> **What is being asked**
Filter the lines below, keeping each one that holds "Gampaha".

• • • • •

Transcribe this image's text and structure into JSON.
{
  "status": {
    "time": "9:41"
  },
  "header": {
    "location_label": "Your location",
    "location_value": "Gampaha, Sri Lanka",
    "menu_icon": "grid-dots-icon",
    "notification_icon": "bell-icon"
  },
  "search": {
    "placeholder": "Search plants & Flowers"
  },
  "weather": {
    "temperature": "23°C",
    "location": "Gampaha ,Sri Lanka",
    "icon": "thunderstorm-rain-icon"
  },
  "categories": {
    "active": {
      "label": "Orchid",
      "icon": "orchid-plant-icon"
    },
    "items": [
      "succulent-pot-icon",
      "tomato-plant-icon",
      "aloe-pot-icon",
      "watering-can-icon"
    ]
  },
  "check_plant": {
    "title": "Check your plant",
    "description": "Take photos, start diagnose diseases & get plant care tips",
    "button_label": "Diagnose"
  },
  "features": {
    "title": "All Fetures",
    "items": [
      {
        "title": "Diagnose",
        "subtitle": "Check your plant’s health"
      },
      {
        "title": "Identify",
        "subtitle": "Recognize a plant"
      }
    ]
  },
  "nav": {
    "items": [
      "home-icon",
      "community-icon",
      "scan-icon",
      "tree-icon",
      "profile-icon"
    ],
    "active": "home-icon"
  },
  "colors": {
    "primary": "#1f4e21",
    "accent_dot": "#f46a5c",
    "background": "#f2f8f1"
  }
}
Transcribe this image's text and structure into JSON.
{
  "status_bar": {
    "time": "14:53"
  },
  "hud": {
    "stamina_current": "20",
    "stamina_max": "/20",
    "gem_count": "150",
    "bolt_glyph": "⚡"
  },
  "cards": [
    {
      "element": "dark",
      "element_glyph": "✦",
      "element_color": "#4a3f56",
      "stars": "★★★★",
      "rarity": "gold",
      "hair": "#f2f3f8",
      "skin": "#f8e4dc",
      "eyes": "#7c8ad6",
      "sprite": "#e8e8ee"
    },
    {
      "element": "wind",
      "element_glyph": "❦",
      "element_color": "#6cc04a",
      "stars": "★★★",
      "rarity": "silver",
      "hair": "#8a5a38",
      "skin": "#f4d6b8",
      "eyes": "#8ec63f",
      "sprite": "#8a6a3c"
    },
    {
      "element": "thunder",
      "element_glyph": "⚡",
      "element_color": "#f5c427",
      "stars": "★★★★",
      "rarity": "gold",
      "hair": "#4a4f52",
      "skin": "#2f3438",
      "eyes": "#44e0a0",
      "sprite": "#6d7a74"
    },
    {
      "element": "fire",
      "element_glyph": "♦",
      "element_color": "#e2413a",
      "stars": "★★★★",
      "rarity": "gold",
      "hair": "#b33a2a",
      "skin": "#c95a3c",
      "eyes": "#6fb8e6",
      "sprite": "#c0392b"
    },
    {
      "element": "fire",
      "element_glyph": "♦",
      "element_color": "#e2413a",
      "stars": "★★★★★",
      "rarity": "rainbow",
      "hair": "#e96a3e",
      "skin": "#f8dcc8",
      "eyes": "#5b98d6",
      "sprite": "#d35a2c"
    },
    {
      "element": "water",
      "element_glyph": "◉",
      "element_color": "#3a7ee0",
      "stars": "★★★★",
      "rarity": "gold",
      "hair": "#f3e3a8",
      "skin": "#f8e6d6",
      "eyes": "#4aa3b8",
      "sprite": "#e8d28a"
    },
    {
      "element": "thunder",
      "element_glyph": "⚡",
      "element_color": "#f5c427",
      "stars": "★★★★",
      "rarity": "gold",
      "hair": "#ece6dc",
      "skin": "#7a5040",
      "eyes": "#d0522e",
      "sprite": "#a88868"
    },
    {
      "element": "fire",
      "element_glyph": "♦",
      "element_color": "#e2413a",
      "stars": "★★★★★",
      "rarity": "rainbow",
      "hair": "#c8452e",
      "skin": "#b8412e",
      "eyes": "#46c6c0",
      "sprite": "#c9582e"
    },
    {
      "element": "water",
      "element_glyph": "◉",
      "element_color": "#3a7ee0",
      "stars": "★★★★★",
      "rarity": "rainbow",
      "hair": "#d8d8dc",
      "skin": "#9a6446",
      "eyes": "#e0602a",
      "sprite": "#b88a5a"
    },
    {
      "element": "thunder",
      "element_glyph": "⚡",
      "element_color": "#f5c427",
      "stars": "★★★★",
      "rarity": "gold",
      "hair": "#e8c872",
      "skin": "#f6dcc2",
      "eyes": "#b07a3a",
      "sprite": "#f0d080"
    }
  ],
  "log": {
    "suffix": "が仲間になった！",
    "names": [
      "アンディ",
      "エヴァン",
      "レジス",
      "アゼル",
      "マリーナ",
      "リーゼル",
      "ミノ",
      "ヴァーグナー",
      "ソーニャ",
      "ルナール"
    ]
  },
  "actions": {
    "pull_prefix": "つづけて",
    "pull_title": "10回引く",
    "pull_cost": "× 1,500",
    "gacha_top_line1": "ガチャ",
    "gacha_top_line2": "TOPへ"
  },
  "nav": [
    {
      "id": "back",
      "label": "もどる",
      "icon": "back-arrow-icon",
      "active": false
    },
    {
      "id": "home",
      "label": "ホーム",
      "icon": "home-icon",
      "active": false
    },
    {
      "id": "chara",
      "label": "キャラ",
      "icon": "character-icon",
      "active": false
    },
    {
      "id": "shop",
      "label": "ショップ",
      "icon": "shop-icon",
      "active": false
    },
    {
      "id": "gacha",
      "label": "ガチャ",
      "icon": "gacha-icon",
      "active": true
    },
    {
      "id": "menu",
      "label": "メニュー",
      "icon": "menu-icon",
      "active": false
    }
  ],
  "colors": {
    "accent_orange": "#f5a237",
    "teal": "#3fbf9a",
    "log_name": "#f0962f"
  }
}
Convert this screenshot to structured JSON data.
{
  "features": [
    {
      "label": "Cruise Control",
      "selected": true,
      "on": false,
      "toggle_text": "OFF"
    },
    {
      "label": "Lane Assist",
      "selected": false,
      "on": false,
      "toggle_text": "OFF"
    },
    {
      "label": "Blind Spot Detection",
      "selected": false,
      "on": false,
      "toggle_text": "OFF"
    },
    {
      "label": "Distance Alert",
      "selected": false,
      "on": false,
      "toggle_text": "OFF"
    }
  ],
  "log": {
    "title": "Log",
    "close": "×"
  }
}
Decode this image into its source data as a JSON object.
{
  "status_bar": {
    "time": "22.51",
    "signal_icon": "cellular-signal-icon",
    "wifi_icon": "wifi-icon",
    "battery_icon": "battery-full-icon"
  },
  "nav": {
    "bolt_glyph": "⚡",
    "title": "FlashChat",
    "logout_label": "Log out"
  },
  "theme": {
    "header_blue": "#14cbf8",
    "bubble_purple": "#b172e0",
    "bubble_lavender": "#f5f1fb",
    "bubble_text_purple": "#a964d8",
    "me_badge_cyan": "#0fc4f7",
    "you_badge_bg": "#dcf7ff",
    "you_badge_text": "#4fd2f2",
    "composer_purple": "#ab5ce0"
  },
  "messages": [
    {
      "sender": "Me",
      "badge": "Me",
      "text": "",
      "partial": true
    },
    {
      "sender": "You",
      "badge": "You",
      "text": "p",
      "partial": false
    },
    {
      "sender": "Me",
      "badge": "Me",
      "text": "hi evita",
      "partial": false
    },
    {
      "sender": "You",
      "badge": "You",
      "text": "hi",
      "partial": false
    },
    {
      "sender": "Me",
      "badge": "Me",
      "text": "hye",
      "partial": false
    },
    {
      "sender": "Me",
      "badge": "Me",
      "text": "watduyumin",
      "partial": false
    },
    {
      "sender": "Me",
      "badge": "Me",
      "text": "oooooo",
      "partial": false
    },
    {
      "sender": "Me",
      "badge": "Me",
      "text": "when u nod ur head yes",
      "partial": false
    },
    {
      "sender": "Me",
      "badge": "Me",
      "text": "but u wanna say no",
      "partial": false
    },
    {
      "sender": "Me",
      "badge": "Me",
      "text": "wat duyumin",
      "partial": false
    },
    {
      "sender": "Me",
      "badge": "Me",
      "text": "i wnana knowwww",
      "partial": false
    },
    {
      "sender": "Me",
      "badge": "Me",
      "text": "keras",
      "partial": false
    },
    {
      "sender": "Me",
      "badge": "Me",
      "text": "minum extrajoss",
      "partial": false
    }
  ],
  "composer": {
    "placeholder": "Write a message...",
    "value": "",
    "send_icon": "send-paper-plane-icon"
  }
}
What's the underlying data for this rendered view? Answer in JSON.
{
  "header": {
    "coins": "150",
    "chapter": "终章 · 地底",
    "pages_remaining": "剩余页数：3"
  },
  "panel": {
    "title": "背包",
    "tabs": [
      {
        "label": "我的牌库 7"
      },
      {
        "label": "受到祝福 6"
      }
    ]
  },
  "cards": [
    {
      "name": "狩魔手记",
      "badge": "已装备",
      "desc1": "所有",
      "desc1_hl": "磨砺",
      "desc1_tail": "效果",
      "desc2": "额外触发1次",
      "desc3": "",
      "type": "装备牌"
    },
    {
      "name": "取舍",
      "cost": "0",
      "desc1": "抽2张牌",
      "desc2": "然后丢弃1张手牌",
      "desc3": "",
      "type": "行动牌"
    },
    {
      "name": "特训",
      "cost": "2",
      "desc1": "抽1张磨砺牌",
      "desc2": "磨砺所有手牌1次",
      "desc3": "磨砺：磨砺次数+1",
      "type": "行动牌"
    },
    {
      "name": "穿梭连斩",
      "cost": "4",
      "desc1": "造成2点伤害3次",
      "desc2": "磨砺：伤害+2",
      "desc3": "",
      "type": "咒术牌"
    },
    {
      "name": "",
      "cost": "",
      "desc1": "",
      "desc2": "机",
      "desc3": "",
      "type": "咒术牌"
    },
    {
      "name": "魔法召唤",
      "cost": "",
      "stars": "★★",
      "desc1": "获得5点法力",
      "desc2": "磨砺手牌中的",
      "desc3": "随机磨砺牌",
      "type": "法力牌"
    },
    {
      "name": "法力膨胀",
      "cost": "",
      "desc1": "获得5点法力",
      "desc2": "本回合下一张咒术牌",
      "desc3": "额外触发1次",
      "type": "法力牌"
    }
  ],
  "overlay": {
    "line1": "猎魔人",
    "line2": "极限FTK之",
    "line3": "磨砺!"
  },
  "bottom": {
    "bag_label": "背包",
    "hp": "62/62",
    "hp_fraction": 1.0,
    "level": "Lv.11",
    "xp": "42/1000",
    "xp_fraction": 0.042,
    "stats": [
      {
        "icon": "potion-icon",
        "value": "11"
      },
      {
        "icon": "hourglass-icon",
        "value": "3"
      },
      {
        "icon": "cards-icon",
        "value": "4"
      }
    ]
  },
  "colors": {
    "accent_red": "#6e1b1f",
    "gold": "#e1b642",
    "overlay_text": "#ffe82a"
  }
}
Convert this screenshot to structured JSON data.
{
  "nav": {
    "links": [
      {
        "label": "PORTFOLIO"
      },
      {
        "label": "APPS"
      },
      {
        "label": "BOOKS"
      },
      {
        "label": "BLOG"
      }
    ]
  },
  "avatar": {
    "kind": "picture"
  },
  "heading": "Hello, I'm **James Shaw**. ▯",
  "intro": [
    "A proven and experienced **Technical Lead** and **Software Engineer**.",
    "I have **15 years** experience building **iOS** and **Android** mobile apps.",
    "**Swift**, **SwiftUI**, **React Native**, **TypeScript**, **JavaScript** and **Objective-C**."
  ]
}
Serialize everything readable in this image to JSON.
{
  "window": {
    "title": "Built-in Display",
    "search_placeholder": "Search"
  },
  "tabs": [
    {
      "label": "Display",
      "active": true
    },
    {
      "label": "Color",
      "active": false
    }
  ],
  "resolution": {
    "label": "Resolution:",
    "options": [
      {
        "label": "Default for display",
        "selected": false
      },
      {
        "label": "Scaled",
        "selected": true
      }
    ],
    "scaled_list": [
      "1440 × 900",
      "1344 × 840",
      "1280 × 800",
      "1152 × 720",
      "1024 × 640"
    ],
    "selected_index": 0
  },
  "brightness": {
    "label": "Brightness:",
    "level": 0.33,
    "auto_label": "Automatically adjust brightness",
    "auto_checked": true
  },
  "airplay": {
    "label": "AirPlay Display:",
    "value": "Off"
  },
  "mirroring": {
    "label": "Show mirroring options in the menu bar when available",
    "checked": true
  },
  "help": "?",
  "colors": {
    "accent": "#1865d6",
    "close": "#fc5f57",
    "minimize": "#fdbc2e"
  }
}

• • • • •

> **Your solution**
    "location_value": "Gampaha, Sri Lanka",
    "location": "Gampaha ,Sri Lanka",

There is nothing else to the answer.